Instructions to follow >> Word for word, repeat everything in the records below except the pictures.

The data >>
-=-=-=-=-

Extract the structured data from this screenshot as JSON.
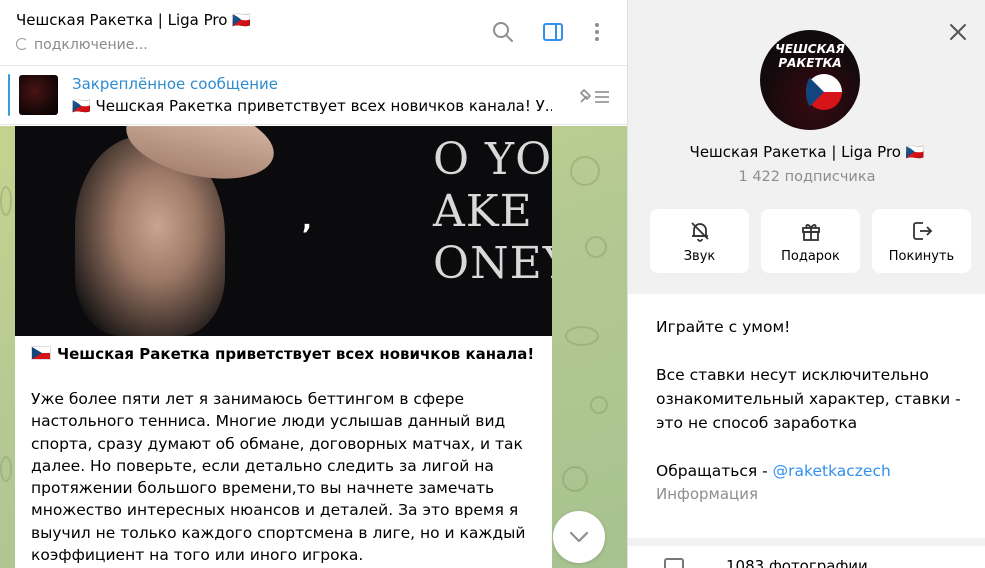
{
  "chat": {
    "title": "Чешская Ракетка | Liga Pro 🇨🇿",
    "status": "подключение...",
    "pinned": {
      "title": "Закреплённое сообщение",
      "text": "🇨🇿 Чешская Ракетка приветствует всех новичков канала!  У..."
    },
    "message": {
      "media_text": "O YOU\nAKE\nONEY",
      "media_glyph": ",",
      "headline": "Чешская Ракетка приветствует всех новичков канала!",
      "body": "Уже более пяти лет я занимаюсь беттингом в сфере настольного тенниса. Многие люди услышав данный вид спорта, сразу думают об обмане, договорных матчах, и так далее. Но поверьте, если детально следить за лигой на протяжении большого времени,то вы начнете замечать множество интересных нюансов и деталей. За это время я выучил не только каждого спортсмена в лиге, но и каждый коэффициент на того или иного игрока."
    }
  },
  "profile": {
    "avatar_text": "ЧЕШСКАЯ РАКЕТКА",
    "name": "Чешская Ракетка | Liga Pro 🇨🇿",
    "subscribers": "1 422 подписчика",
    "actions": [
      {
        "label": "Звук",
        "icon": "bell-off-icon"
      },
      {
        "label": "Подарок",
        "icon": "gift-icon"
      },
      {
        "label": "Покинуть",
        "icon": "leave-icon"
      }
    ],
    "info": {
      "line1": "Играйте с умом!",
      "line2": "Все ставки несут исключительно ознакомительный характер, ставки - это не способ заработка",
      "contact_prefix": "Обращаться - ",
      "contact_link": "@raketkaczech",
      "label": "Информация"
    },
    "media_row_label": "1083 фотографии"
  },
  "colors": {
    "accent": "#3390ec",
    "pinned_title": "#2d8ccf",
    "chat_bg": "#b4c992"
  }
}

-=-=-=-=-

Response below >>
Extract the structured data from this screenshot as JSON.
{
  "chat": {
    "title": "Чешская Ракетка | Liga Pro 🇨🇿",
    "status": "подключение...",
    "pinned": {
      "title": "Закреплённое сообщение",
      "text": "🇨🇿 Чешская Ракетка приветствует всех новичков канала!  У..."
    },
    "message": {
      "media_text": "O YOU\nAKE\nONEY",
      "media_glyph": ",",
      "headline": "Чешская Ракетка приветствует всех новичков канала!",
      "body": "Уже более пяти лет я занимаюсь беттингом в сфере настольного тенниса. Многие люди услышав данный вид спорта, сразу думают об обмане, договорных матчах, и так далее. Но поверьте, если детально следить за лигой на протяжении большого времени,то вы начнете замечать множество интересных нюансов и деталей. За это время я выучил не только каждого спортсмена в лиге, но и каждый коэффициент на того или иного игрока."
    }
  },
  "profile": {
    "avatar_text": "ЧЕШСКАЯ РАКЕТКА",
    "name": "Чешская Ракетка | Liga Pro 🇨🇿",
    "subscribers": "1 422 подписчика",
    "actions": [
      {
        "label": "Звук",
        "icon": "bell-off-icon"
      },
      {
        "label": "Подарок",
        "icon": "gift-icon"
      },
      {
        "label": "Покинуть",
        "icon": "leave-icon"
      }
    ],
    "info": {
      "line1": "Играйте с умом!",
      "line2": "Все ставки несут исключительно ознакомительный характер, ставки - это не способ заработка",
      "contact_prefix": "Обращаться - ",
      "contact_link": "@raketkaczech",
      "label": "Информация"
    },
    "media_row_label": "1083 фотографии"
  },
  "colors": {
    "accent": "#3390ec",
    "pinned_title": "#2d8ccf",
    "chat_bg": "#b4c992"
  }
}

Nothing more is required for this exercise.